By Tori Richards | Colorado Watchdog
DENVER – Six weeks ago, the secretary of state sent a mass mailing to suspected illegal voters hoping to snare a large group engaging in voter fraud.
When news that his 3,903 mailers generated a response from just 141 people who shouldn’t be on the rolls, Republican Scott Gessler was roundly criticized for wasting resources and engaging in a witch-hunt of minorities.
Not to be deterred, Gessler continued, announcing Tuesday that another 300 non-citizens were identified by the Department of Homeland Security. That’s 11 percent of his original list, which was compiled with the help of DMV records. Anyone who wants to obtain a driver’s license and ID card in Colorado must provide proof of lawful residence or obtain a waiver.
“It’s unacceptable to have ineligible voters casting ballots in our elections,” Gessler said in a statement. “We want to ensure the most accurate, reliable elections possible.”
Ensuring the integrity of voter rolls is critical, but the secretary might more reasonably have worked to clean up voter lists in the 10 Colorado counties where more than 100 percent of the eligible population is registered to vote.
A Watchdog.org investigation found that Colorado is among a dozen problem states with bloated voter rolls, states where substantial numbers of registered voters are dead or have moved away, for example. Here in Colorado, about one-third of the 3.4 million registered voters haven’t voted in recent elections:
- 31,655 voters last cast a ballot in 2000 or earlier
- 265,680 have not voted since 2006
- 592,292 people have registered but never voted
Those numbers dwarf the anemic list prepared by the secretary of state, who did not respond to requests for comment.
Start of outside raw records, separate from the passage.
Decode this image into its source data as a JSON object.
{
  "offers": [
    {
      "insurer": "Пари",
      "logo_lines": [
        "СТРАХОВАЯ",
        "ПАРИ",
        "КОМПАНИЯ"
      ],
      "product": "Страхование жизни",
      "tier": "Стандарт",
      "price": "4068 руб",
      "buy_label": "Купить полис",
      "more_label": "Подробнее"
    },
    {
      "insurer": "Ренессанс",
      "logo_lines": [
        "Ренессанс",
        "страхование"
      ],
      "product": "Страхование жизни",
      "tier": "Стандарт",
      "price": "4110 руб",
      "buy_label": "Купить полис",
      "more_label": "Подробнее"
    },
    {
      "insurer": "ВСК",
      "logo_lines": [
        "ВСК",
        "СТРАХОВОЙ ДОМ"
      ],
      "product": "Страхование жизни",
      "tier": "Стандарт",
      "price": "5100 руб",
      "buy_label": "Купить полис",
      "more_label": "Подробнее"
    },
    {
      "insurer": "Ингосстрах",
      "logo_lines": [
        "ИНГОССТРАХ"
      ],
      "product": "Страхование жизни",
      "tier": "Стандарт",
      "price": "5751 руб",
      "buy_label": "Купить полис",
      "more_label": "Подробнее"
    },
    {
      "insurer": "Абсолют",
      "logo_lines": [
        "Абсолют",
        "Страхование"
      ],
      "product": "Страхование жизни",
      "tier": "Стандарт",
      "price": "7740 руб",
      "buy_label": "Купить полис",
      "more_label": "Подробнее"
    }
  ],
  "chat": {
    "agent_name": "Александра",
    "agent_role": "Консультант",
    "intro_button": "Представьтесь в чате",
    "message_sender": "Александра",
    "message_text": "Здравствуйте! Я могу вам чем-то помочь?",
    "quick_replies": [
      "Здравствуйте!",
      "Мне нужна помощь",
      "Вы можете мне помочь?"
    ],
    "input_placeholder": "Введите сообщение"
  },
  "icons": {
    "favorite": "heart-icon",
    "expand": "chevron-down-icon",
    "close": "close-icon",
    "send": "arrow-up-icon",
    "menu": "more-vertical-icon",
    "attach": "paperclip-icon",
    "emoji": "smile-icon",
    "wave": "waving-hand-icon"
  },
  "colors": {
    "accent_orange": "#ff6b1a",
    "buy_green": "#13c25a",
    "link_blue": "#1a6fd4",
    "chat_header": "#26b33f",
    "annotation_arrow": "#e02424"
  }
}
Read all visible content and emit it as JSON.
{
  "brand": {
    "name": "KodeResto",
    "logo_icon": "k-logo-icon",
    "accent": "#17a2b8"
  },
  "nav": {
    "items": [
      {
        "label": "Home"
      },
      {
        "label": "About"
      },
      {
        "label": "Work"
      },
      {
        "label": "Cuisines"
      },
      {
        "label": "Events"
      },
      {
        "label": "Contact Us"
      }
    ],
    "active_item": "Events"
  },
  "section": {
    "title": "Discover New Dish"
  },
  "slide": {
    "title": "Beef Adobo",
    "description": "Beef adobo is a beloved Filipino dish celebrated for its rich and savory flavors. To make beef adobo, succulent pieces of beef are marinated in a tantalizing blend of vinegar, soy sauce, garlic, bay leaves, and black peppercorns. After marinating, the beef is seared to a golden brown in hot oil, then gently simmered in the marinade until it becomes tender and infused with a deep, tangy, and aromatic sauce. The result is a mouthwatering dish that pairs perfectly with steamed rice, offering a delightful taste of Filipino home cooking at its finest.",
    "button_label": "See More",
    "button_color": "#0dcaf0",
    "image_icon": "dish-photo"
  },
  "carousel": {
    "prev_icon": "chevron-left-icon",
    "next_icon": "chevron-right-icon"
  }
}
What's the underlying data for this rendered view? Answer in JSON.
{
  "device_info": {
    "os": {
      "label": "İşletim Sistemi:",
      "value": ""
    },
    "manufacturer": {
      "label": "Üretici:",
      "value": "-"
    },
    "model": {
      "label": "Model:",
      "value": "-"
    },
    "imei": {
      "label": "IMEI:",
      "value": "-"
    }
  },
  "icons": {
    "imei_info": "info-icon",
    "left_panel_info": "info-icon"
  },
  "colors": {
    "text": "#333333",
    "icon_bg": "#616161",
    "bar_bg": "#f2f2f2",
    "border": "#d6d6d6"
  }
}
And those numbers suggest that Colorado — a swing state — is wide open to the possibility of electoral fraud. Currently only 11 states have photo ID laws at polling places and Colorado is not included in that group. While some states require absolutely no identification, Colorado has taken the step to make voters show something with a name and address on it — a phone bill, utility bill or paycheck stub. Anyone who wants to vote in place of someone who has been languishing on the rolls could easily obtain those documents from that person and cast a ballot after having also voted themselves.
For those who are more industrious, the Secretary of State can sell them a database of the people who have not voted in recent elections. It may take some know-how to wade through it all, but anyone who does this can replicate a utility bill or pay stub in their quest to elect their favorite candidate.
Gessler has tried somewhat to mollify this situation by challenging Denver County Clerk Debra Johnson in court when she disclosed that ballots would be mailed to inactive voters, the Denver Post reported. Johnson, a Democrat, won the battle and was soon joined by seven other county clerks who indicated they would do the same.
Gessler has had his hands full trying to keep up with a myriad of issues outlined in a testy letter he received from state’s county clerks. They asked him to put his energy into making sure that the electronic registration process was running smoothly, electronic ballot counting goes off without a hitch and complaining about a voter drive plagued by misdirected mail.
Every election is filled with glitches and no one wants to cast a ballot that isn’t counted. The core of our democracy is based upon a free election system. But neither can it be diluted with people who shouldn’t be there.
Going after the 3,903 when you have 1.2 million who are inactive – especially in those 10 counties – seems a little lopsided. We’re not saying that the 341 should vote. On the contrary. But let’s not focus on the trees when we have the forest.
“When you can borrow a name on the list and it’s been there a long time, it will be very hard to prove anything one way or the other,” said Watchdog researcher Earl Glynn, who authored the study.
In the end, maybe changing the rules to require a photo ID for voting would solve the problem.
“If we need an ID for everything else, we should have one to vote. That simple,” Olivia Boyer wrote on Colorado Watchdog’s facebook page. “We don’t and therefore it’s rife with criminal activity.”
And this post by Kerry Ginther:
“I don’t understand how anyone can vote in an American election without an ID (either by mail or in person). It sounds like some backwards country where they have you put ink on your thumb to insure you don’t vote twice. We are supposed to be one of the countries with the most technology.”
Tori Richards can be reached at [email protected]